Before we explore anti-White racism and Black-on-Black racism, we need to confront the myth that Black people can’t be racist.
Powerless defense is the idea that it’s impossible for Black people to be racist because they lack power. This concept appeared in the 1960s as a response to accusations of anti-White racism. Black people defended themselves by saying that they couldn’t possibly be racist towards White people because they didn’t have any political power.
Suggesting that people of color don’t have power results in several negative consequences:
In Parts 1-2, we looked at what racism is and its various forms. Race may have been a made-up power construct, but its various iterations still very much affect us today. Part 3 covers how we can strive to be antiracist.
Chapter 8 covers some of the activism techniques antiracists have used to try to create an antiracist society.
To work towards ending racism, you have to treat the cause, not the symptoms. Many people think that racism is caused by ignorance and hate, but as we’ve learned in previous chapters, in fact, it’s actually caused by self-interest and policy. The ignorance and hate come later.
Therefore, any attempt to end racism that starts by addressing ignorance and hate instead of the root cause is never going to be successful. For example, mentoring programs might help individuals, but no behavioral program will have an effect on policy.
While racist power is very flexible—it will use whatever strategy is most effective—historically, antiracists have tried the same strategies over and over again, even though they’ve never worked and will never work because they focus in the wrong place.
According to Ibram,...
The most effective way to create policy change is to make the change in the policymaker’s best interests.
Think of a policy that you’d like to see changed, whether it's a federal policy or a rule at work. How would you employ uplift suasion to this policy? How effective do you think it would be?
Part of becoming antiracist is identifying your racist ideas and working to dismantle them, but another large part is changing your actions. In the previous chapter, we looked at some of the methods antiracists use and compared their success rates. In this chapter, we’ll look at how to harness the most effective techniques to achieve results. Ibram measures success by results, not by intentions.
In 1967, Charles Hamilton, a political scientist, and Kwame Toure, an activist, described two types of racism, overt and covert. Overt racism is individual racism—a specific White person targeting a specific Black person. An example of individual racism is White terrorist who attacks a Black church.
Covert racism is institutional racism—the entire White community going after the entire Black community. An example of institutional racism is Black children dying because they don’t have the same access to medical facilities that White people do.
The theory of overt and covert racism acknowledges that the system is the problem, not people. As a result, **understanding overt and covert racism, also known as institutional racism, has both an enlightening...
Being antiracist involves targeting racist policies.
How would you find out what some of the racial inequities are in your region? Consider connecting with antiracist groups, looking up statistics, or talking to activists.

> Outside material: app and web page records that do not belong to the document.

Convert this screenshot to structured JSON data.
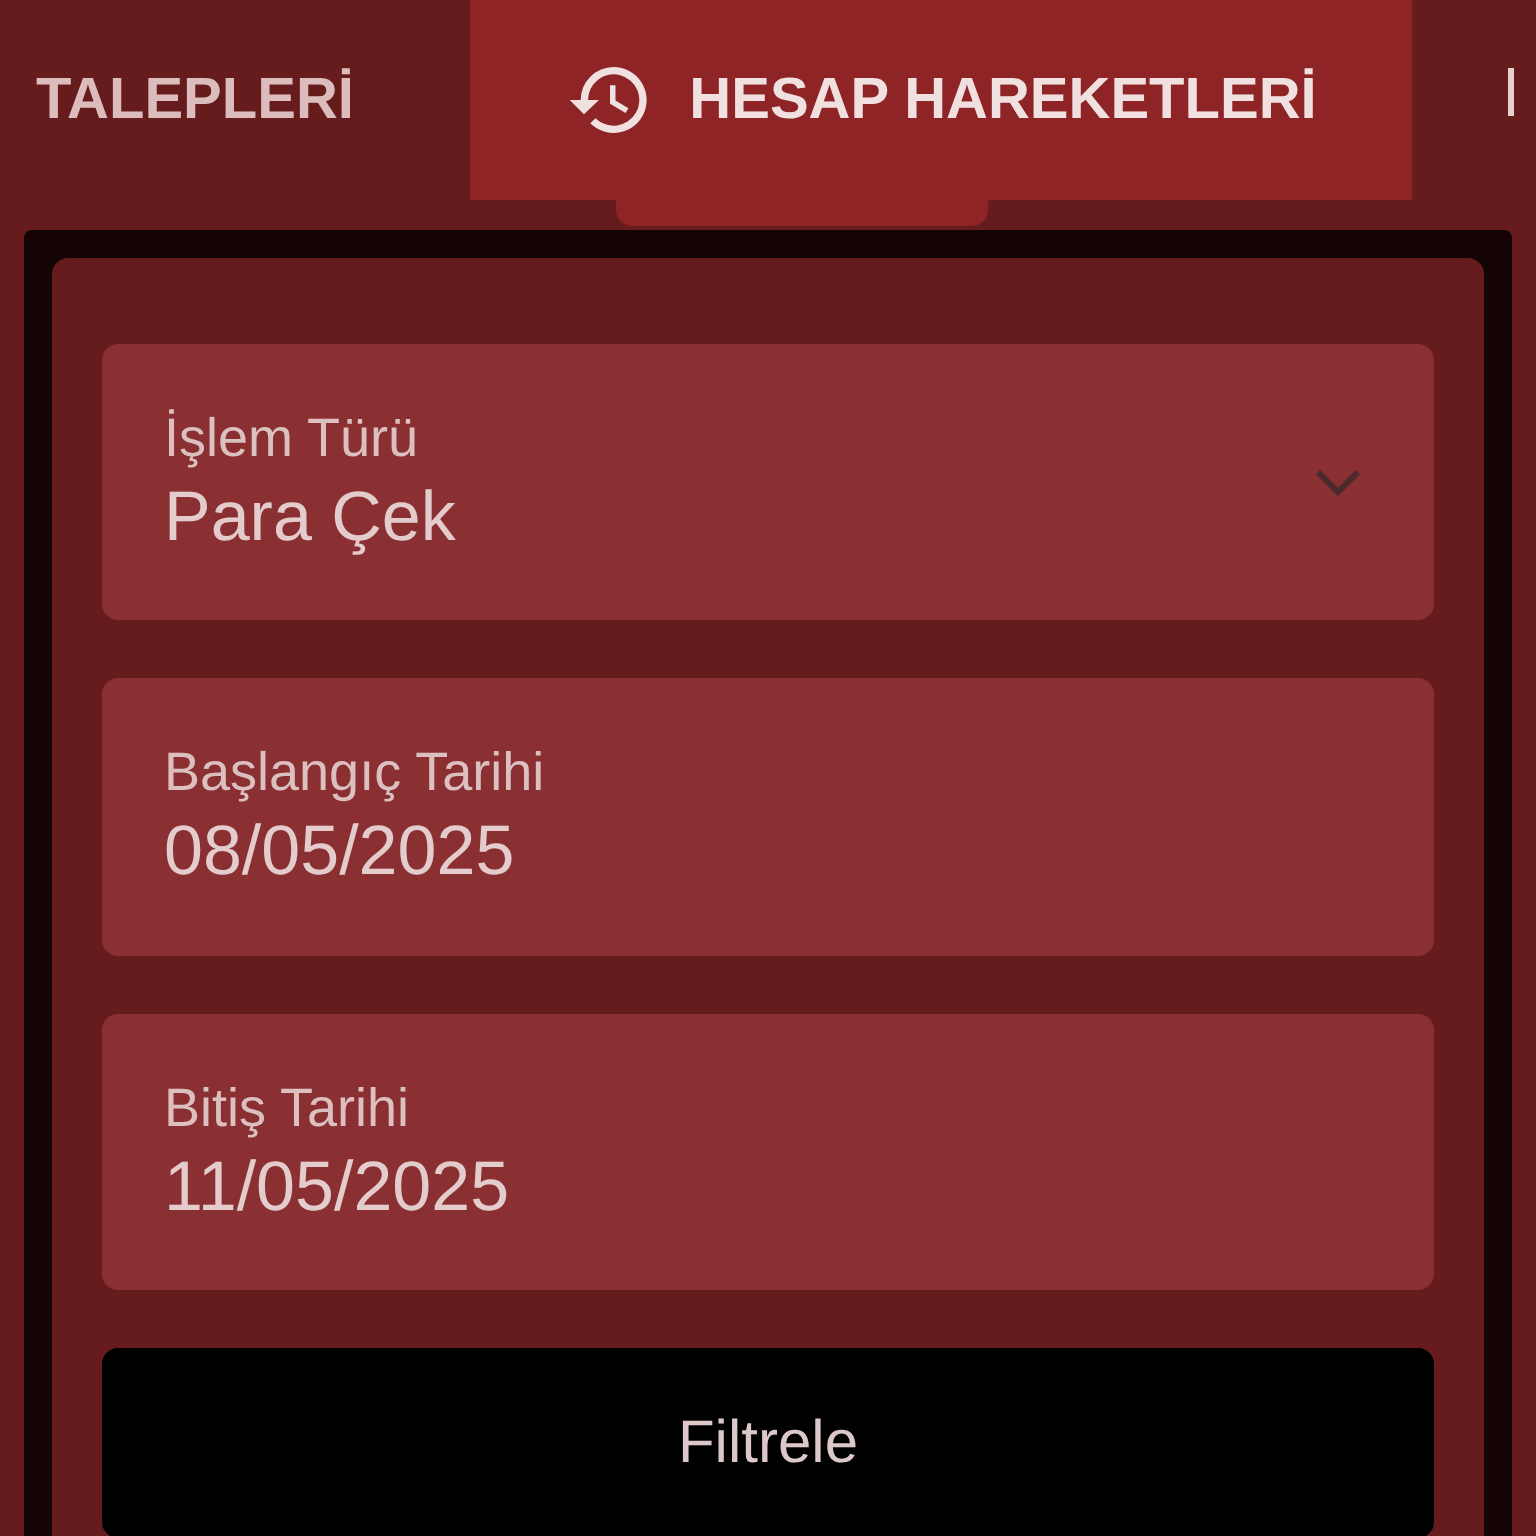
{
  "tabs": [
    {
      "label": "TALEPLERİ",
      "selected": false,
      "icon": false
    },
    {
      "label": "HESAP HAREKETLERİ",
      "selected": true,
      "icon": true
    }
  ],
  "fields": [
    {
      "kind": "select",
      "label": "İşlem Türü",
      "value": "Para Çek"
    },
    {
      "kind": "date",
      "label": "Başlangıç Tarihi",
      "value": "08/05/2025"
    },
    {
      "kind": "date",
      "label": "Bitiş Tarihi",
      "value": "11/05/2025"
    }
  ],
  "button": "Filtrele"
}
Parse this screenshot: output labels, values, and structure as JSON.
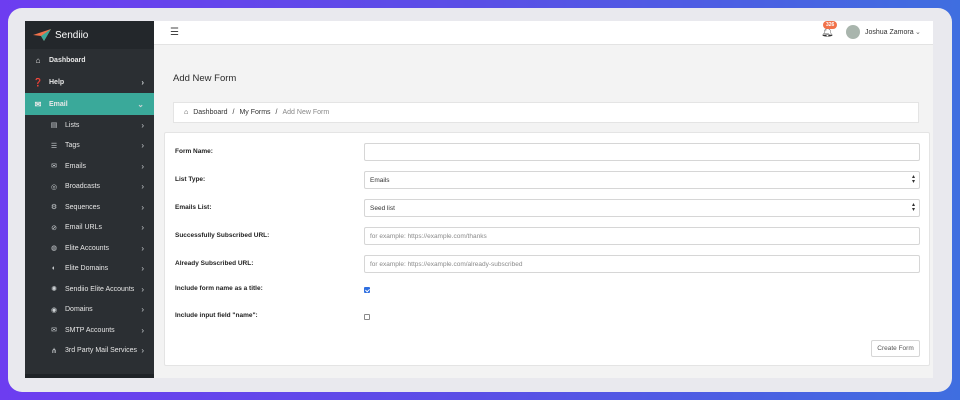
{
  "brand": {
    "name": "Sendiio",
    "accent": "#3aa99a"
  },
  "sidebar": {
    "top_items": [
      {
        "label": "Dashboard",
        "icon": "home-icon"
      },
      {
        "label": "Help",
        "icon": "question-circle-icon"
      },
      {
        "label": "Email",
        "icon": "envelope-icon",
        "active": true
      }
    ],
    "sub_items": [
      {
        "label": "Lists",
        "icon": "list-box-icon"
      },
      {
        "label": "Tags",
        "icon": "tag-list-icon"
      },
      {
        "label": "Emails",
        "icon": "mail-icon"
      },
      {
        "label": "Broadcasts",
        "icon": "broadcast-icon"
      },
      {
        "label": "Sequences",
        "icon": "gear-icon"
      },
      {
        "label": "Email URLs",
        "icon": "link-icon"
      },
      {
        "label": "Elite Accounts",
        "icon": "globe-icon"
      },
      {
        "label": "Elite Domains",
        "icon": "globe-alt-icon"
      },
      {
        "label": "Sendiio Elite Accounts",
        "icon": "settings-icon"
      },
      {
        "label": "Domains",
        "icon": "domain-icon"
      },
      {
        "label": "SMTP Accounts",
        "icon": "smtp-mail-icon"
      },
      {
        "label": "3rd Party Mail Services",
        "icon": "sitemap-icon"
      }
    ]
  },
  "topbar": {
    "notification_count": "326",
    "user_name": "Joshua Zamora"
  },
  "page": {
    "title": "Add New Form",
    "breadcrumb": {
      "home": "Dashboard",
      "sep": "/",
      "parent": "My Forms",
      "current": "Add New Form"
    }
  },
  "form": {
    "form_name_label": "Form Name:",
    "form_name_value": "",
    "list_type_label": "List Type:",
    "list_type_value": "Emails",
    "emails_list_label": "Emails List:",
    "emails_list_value": "Seed list",
    "success_url_label": "Successfully Subscribed URL:",
    "success_url_placeholder": "for example: https://example.com/thanks",
    "already_url_label": "Already Subscribed URL:",
    "already_url_placeholder": "for example: https://example.com/already-subscribed",
    "include_title_label": "Include form name as a title:",
    "include_title_checked": true,
    "include_name_label": "Include input field \"name\":",
    "include_name_checked": false,
    "submit_label": "Create Form"
  }
}
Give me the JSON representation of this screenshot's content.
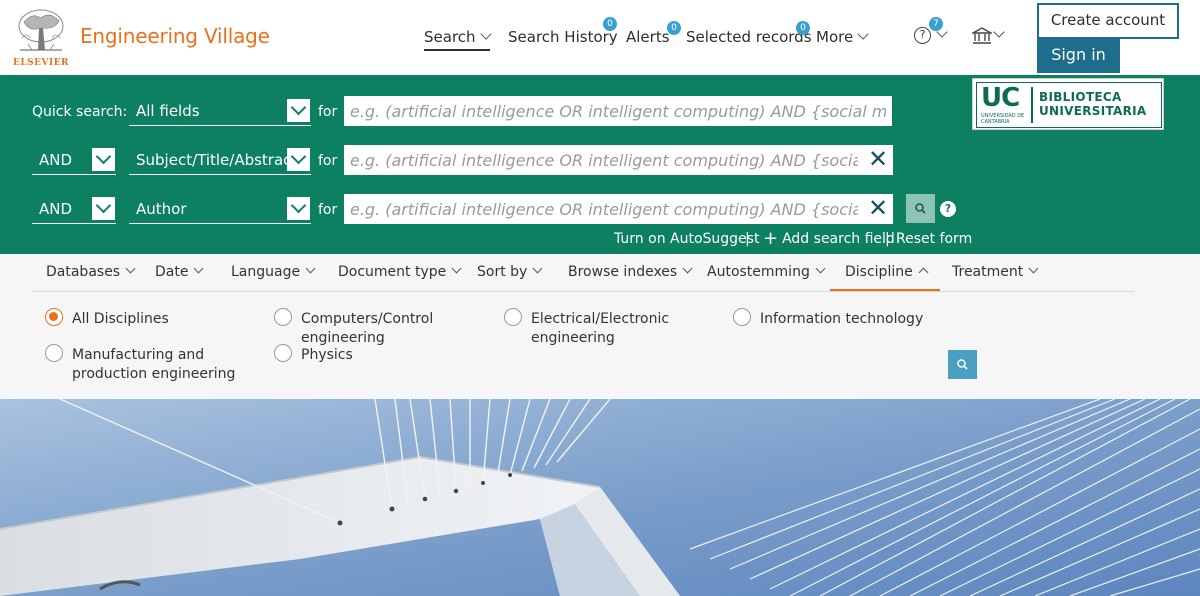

Like Ibram, most of us grew up in a society based on racist ideas. Identifying our racist ideas is an important step in becoming antiracist.
It’s impossible to talk about racism if we constantly deny that we’re racist. What’s an example of a racist idea that you once believed in or have realized you currently believe in?